═══ Available records

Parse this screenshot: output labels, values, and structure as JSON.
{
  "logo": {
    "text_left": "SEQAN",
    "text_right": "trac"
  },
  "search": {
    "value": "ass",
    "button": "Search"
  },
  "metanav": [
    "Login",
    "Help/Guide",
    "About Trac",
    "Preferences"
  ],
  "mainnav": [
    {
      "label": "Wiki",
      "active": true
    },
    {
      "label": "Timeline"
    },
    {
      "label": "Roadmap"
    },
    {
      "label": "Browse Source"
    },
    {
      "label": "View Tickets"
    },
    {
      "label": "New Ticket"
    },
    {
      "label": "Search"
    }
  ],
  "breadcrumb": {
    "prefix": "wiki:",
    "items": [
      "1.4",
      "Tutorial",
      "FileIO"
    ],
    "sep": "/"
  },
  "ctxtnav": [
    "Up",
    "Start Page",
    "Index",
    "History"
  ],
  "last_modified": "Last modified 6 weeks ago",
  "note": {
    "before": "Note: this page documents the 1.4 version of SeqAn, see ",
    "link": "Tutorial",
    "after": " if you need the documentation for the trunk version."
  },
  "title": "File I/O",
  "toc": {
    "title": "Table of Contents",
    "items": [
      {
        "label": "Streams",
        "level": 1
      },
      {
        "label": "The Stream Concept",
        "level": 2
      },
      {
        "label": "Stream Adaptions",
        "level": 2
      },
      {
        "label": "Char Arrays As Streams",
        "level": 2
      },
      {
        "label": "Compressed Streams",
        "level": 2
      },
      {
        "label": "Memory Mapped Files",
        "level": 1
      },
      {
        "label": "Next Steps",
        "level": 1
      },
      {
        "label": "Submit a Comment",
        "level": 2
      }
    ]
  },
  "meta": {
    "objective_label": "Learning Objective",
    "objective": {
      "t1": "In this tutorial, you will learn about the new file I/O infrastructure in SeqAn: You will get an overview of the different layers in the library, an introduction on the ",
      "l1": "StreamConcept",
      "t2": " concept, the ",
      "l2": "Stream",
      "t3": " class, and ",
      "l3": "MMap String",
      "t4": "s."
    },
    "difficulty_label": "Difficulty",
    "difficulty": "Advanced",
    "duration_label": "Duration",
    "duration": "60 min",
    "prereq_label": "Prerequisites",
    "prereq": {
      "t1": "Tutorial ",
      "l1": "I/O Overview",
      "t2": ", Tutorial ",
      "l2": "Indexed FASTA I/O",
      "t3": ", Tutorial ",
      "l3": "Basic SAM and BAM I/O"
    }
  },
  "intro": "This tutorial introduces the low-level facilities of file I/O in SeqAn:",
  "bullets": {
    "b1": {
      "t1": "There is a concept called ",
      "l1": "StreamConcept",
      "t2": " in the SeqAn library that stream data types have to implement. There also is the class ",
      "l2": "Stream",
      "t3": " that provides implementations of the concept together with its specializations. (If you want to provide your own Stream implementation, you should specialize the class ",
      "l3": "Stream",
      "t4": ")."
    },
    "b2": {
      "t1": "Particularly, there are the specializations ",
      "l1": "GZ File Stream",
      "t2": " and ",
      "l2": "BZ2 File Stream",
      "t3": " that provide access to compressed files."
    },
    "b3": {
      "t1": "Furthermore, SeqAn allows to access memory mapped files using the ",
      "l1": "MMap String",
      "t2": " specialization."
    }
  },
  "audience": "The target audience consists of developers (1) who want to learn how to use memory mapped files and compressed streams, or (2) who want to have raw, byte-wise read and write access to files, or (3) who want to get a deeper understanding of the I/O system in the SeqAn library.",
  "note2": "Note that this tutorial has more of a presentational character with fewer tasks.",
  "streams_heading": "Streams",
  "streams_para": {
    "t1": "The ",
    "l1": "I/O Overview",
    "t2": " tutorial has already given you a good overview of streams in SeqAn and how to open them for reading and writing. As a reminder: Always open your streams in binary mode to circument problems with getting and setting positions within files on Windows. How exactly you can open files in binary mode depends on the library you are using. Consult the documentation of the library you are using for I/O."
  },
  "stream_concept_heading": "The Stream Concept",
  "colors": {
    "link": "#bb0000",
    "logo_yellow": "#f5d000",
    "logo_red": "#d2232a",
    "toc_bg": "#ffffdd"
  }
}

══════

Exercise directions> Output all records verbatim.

Answer to this problem>
Parse this screenshot: output labels, values, and structure as JSON.
{
  "logo": {
    "text_left": "SEQAN",
    "text_right": "trac"
  },
  "search": {
    "value": "ass",
    "button": "Search"
  },
  "metanav": [
    "Login",
    "Help/Guide",
    "About Trac",
    "Preferences"
  ],
  "mainnav": [
    {
      "label": "Wiki",
      "active": true
    },
    {
      "label": "Timeline"
    },
    {
      "label": "Roadmap"
    },
    {
      "label": "Browse Source"
    },
    {
      "label": "View Tickets"
    },
    {
      "label": "New Ticket"
    },
    {
      "label": "Search"
    }
  ],
  "breadcrumb": {
    "prefix": "wiki:",
    "items": [
      "1.4",
      "Tutorial",
      "FileIO"
    ],
    "sep": "/"
  },
  "ctxtnav": [
    "Up",
    "Start Page",
    "Index",
    "History"
  ],
  "last_modified": "Last modified 6 weeks ago",
  "note": {
    "before": "Note: this page documents the 1.4 version of SeqAn, see ",
    "link": "Tutorial",
    "after": " if you need the documentation for the trunk version."
  },
  "title": "File I/O",
  "toc": {
    "title": "Table of Contents",
    "items": [
      {
        "label": "Streams",
        "level": 1
      },
      {
        "label": "The Stream Concept",
        "level": 2
      },
      {
        "label": "Stream Adaptions",
        "level": 2
      },
      {
        "label": "Char Arrays As Streams",
        "level": 2
      },
      {
        "label": "Compressed Streams",
        "level": 2
      },
      {
        "label": "Memory Mapped Files",
        "level": 1
      },
      {
        "label": "Next Steps",
        "level": 1
      },
      {
        "label": "Submit a Comment",
        "level": 2
      }
    ]
  },
  "meta": {
    "objective_label": "Learning Objective",
    "objective": {
      "t1": "In this tutorial, you will learn about the new file I/O infrastructure in SeqAn: You will get an overview of the different layers in the library, an introduction on the ",
      "l1": "StreamConcept",
      "t2": " concept, the ",
      "l2": "Stream",
      "t3": " class, and ",
      "l3": "MMap String",
      "t4": "s."
    },
    "difficulty_label": "Difficulty",
    "difficulty": "Advanced",
    "duration_label": "Duration",
    "duration": "60 min",
    "prereq_label": "Prerequisites",
    "prereq": {
      "t1": "Tutorial ",
      "l1": "I/O Overview",
      "t2": ", Tutorial ",
      "l2": "Indexed FASTA I/O",
      "t3": ", Tutorial ",
      "l3": "Basic SAM and BAM I/O"
    }
  },
  "intro": "This tutorial introduces the low-level facilities of file I/O in SeqAn:",
  "bullets": {
    "b1": {
      "t1": "There is a concept called ",
      "l1": "StreamConcept",
      "t2": " in the SeqAn library that stream data types have to implement. There also is the class ",
      "l2": "Stream",
      "t3": " that provides implementations of the concept together with its specializations. (If you want to provide your own Stream implementation, you should specialize the class ",
      "l3": "Stream",
      "t4": ")."
    },
    "b2": {
      "t1": "Particularly, there are the specializations ",
      "l1": "GZ File Stream",
      "t2": " and ",
      "l2": "BZ2 File Stream",
      "t3": " that provide access to compressed files."
    },
    "b3": {
      "t1": "Furthermore, SeqAn allows to access memory mapped files using the ",
      "l1": "MMap String",
      "t2": " specialization."
    }
  },
  "audience": "The target audience consists of developers (1) who want to learn how to use memory mapped files and compressed streams, or (2) who want to have raw, byte-wise read and write access to files, or (3) who want to get a deeper understanding of the I/O system in the SeqAn library.",
  "note2": "Note that this tutorial has more of a presentational character with fewer tasks.",
  "streams_heading": "Streams",
  "streams_para": {
    "t1": "The ",
    "l1": "I/O Overview",
    "t2": " tutorial has already given you a good overview of streams in SeqAn and how to open them for reading and writing. As a reminder: Always open your streams in binary mode to circument problems with getting and setting positions within files on Windows. How exactly you can open files in binary mode depends on the library you are using. Consult the documentation of the library you are using for I/O."
  },
  "stream_concept_heading": "The Stream Concept",
  "colors": {
    "link": "#bb0000",
    "logo_yellow": "#f5d000",
    "logo_red": "#d2232a",
    "toc_bg": "#ffffdd"
  }
}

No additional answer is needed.